Cigarettes at the local dairy will no longer be in plain sight from tomorrow, as a ban on retail displays kicks in.
New regulations, introduced under a law passed last year, will require all retailers to ensure tobacco products are hidden from view.
Retailers will also be banned from referring to the sale of tobacco products in their trading names.
Associate Health Minister Tariana Turia, who is behind the ban, said last year that the law change would remove the "loophole'' of tobacco displays.
"Retail displays, innocently positioned alongside everyday confectionary and sweets, are a key component of making cigarettes attractive to recruit young smokers. We're not going to tolerate this any longer.''
Most dairies will have a roller door which comes down to cover the displays.
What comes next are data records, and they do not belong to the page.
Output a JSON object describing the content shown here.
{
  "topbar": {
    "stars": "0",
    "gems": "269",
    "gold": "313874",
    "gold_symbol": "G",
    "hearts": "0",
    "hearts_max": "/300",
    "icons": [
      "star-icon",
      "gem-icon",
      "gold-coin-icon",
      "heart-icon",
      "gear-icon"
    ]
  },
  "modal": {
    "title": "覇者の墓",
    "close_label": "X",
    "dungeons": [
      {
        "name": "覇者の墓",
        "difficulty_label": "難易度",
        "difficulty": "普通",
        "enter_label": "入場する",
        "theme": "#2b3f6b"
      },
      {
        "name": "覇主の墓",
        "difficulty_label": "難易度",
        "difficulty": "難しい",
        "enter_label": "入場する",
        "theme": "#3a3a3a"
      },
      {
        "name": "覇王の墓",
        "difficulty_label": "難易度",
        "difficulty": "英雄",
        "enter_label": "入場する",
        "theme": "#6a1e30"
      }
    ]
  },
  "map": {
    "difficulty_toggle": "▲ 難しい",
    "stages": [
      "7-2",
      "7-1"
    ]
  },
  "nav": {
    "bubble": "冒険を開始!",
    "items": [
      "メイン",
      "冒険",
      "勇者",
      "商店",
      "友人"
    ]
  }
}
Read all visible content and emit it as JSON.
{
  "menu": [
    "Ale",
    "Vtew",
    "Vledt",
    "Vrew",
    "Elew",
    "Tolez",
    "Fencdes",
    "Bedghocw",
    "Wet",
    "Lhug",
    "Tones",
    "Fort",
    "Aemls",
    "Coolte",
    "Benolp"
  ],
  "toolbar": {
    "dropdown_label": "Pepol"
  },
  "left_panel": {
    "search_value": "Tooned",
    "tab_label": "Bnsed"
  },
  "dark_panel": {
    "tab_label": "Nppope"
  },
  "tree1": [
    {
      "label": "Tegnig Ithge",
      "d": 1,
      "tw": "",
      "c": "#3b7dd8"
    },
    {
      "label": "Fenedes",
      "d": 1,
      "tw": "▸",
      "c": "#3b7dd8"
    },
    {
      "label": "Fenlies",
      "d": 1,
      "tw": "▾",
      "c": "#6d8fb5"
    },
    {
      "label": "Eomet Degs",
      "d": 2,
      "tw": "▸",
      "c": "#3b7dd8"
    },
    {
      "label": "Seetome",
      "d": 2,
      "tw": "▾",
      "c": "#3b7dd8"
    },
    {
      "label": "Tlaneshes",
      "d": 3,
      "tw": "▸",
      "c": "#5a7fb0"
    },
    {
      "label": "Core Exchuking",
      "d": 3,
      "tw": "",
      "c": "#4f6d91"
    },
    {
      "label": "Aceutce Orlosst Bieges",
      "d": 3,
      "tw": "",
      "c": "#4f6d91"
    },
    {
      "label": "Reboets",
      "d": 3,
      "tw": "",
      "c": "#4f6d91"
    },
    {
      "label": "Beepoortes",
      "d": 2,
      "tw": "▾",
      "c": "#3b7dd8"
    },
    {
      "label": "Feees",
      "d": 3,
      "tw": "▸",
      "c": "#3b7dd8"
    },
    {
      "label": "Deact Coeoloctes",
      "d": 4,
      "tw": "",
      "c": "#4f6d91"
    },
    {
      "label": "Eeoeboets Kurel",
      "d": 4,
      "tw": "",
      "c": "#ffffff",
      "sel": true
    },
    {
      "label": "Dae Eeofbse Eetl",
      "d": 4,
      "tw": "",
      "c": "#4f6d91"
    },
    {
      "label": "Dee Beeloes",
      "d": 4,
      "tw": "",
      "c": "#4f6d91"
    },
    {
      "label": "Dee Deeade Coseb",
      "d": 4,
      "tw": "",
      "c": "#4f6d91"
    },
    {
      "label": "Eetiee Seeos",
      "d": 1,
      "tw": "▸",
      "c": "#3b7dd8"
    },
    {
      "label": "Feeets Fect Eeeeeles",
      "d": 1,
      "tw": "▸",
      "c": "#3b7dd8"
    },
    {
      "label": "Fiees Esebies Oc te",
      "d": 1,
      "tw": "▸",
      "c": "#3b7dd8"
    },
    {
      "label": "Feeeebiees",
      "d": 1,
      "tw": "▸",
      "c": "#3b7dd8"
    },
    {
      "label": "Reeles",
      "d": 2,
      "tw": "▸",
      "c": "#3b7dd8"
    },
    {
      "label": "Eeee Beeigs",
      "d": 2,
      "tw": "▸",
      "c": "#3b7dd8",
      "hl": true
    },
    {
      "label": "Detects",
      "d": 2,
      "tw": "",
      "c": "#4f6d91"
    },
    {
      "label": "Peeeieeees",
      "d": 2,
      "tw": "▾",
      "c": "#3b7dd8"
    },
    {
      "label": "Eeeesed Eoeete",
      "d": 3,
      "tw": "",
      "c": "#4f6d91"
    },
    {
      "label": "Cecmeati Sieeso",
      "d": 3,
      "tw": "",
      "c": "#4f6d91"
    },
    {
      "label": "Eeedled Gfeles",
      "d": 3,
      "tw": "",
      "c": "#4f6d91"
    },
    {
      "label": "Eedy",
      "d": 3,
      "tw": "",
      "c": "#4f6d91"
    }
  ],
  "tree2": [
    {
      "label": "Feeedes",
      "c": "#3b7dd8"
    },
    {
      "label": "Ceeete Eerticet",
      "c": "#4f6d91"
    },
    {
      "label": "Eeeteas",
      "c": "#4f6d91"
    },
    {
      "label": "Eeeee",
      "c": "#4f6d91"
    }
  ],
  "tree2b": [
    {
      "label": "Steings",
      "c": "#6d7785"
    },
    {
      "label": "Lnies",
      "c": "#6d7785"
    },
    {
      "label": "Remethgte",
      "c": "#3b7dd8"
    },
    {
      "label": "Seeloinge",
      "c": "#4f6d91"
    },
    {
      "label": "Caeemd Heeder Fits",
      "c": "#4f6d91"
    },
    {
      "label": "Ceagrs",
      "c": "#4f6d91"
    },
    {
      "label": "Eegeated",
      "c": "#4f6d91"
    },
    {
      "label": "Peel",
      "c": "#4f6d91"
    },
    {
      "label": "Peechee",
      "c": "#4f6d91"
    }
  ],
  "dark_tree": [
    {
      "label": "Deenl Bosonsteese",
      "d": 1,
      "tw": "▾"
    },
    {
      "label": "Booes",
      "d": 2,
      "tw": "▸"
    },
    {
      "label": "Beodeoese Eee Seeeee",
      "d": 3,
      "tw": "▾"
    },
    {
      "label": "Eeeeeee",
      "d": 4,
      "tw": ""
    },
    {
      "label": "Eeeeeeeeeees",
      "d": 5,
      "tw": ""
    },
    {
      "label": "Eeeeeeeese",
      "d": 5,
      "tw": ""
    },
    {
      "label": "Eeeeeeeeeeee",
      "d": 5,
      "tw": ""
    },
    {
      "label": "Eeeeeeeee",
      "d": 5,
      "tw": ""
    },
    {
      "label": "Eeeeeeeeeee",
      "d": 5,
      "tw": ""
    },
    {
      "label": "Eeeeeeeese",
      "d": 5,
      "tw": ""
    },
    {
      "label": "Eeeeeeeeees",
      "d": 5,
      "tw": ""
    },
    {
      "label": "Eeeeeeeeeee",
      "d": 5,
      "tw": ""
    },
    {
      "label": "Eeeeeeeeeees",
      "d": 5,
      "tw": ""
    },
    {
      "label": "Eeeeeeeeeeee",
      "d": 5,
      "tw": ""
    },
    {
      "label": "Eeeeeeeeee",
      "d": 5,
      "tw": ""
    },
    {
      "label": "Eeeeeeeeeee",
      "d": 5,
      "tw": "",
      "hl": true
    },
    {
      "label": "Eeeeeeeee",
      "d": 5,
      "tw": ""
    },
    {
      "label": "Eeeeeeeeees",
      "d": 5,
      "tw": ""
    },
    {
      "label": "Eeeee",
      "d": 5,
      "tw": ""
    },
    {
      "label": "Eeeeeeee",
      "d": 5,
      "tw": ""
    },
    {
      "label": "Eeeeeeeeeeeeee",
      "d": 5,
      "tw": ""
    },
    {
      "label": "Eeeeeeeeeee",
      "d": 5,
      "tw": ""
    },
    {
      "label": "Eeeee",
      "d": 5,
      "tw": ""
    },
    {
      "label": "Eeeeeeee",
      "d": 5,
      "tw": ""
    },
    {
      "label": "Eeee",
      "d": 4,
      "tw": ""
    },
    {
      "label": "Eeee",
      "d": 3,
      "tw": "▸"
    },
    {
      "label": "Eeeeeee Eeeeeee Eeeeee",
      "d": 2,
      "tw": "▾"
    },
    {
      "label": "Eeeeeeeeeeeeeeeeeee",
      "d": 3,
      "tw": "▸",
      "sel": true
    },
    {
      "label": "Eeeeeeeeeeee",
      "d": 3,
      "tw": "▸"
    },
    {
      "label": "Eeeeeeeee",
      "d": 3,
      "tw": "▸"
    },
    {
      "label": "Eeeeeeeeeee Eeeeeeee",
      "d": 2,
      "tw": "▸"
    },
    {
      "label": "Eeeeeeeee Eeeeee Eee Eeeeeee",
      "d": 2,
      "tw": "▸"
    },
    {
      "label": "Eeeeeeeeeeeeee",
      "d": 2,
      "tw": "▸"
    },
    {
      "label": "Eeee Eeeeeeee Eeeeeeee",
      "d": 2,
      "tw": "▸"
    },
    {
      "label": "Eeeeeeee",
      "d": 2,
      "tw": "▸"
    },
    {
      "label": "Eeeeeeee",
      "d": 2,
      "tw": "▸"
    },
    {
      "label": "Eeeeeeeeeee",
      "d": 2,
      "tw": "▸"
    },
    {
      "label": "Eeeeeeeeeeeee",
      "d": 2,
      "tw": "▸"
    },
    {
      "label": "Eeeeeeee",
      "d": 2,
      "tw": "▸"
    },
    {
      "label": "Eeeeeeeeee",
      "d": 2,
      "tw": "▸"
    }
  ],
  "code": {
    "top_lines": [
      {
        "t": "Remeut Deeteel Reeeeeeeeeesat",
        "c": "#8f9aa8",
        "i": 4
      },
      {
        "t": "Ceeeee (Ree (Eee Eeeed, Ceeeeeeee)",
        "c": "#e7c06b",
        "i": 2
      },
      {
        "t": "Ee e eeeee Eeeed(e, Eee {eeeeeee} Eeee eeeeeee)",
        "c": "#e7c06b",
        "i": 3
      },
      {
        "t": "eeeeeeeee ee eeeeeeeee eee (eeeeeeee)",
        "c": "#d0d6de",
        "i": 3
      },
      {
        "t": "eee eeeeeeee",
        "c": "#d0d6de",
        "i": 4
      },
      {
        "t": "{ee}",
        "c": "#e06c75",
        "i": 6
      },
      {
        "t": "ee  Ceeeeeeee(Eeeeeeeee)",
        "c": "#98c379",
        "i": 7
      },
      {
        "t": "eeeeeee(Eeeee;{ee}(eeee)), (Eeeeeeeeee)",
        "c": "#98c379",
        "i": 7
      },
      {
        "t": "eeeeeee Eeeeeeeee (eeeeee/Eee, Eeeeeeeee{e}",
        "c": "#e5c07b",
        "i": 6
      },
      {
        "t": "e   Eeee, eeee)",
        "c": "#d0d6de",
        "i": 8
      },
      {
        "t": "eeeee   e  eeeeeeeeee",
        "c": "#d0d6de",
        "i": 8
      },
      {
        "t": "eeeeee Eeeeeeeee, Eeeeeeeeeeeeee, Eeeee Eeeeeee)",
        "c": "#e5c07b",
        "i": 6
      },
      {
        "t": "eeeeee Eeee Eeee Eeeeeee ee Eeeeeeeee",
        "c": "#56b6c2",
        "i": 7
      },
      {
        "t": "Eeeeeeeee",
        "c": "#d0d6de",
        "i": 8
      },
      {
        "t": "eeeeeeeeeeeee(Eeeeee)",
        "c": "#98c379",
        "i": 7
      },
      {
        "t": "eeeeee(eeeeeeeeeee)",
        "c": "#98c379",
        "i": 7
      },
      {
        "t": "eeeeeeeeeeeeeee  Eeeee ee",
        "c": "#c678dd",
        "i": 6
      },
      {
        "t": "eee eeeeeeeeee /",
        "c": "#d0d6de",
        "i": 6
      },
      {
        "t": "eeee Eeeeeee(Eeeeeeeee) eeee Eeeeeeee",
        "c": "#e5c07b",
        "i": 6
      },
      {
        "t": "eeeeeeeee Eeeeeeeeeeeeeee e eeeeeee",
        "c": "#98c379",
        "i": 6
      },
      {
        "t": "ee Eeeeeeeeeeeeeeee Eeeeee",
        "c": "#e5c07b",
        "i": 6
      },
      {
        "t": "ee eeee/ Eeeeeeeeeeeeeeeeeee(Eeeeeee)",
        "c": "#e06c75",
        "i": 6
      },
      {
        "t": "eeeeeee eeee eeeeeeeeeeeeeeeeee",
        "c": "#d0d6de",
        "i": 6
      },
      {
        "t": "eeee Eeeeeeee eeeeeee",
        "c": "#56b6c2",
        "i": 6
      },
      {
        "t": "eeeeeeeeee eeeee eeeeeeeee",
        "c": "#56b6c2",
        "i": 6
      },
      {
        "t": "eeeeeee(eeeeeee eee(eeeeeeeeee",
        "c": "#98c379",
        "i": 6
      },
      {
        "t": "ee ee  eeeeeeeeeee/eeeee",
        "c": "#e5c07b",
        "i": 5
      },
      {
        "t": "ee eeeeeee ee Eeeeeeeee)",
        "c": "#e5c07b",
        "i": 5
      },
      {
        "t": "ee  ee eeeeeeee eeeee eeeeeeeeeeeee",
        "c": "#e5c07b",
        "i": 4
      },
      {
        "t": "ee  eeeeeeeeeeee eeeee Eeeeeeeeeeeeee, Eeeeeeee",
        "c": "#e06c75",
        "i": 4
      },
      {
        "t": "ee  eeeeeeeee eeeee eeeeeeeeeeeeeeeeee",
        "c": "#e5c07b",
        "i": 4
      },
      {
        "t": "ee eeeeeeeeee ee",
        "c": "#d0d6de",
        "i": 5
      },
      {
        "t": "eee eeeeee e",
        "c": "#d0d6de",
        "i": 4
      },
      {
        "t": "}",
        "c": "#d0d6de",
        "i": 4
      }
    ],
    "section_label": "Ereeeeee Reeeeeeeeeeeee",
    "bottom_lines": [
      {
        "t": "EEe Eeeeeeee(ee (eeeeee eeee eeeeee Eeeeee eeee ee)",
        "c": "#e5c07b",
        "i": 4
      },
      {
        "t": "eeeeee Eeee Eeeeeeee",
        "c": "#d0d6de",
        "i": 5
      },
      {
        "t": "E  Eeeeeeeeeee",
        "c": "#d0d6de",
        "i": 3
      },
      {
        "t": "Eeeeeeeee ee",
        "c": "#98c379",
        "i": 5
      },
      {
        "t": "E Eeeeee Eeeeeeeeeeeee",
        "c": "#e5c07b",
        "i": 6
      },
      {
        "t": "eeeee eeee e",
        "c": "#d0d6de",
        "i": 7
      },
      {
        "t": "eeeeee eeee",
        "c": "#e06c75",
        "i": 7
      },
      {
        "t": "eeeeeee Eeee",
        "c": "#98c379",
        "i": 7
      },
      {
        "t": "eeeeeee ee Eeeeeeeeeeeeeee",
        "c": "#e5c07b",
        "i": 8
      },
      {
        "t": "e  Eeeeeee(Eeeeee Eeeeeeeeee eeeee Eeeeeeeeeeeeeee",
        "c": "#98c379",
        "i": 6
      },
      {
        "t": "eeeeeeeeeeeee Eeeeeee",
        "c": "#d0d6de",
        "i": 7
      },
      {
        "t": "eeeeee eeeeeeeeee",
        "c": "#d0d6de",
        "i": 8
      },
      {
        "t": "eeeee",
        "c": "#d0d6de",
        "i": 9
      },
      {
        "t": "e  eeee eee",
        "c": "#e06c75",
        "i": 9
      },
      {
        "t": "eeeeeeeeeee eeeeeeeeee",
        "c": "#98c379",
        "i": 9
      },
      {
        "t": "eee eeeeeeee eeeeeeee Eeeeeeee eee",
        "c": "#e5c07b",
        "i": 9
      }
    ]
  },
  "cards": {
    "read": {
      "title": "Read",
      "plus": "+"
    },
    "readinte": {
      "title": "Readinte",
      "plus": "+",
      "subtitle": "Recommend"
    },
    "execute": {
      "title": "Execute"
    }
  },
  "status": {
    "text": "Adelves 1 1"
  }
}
The law that introduced the display ban also allows enforcement officers to instantly fine retailers $1000 for selling tobacco to people aged under 18.
It also increases the maximum penalty for selling tobacco to underage people from $2000 to $10,000.
A series of tax rises - with more on the way - has made New Zealand cigarettes among the most expensive in the OECD.
But last week tobacco giant Philip Morris started an aggressive fightback against tobacco regulations, saying they go too far.
The company, which has the third-largest share of the New Zealand tobacco market, is distributing cards to shops directing customers to a website through which smokers can have their say on the regulations.
Retailers are being asked to hand the cards to anyone buying Philip Morris products.
The myopinioncounts.co.nz website was "a place where adult smokers could voice their opinions about regulatory issues'', said Philip Morris spokesman Chris Bishop.
"We talked to our customers ... and we really got the sense that they wanted the ability to learn more about these issues and voice their concerns about them,'' he said.
Anti-smoking groups are aiming to make New Zealand smokefree by 2020.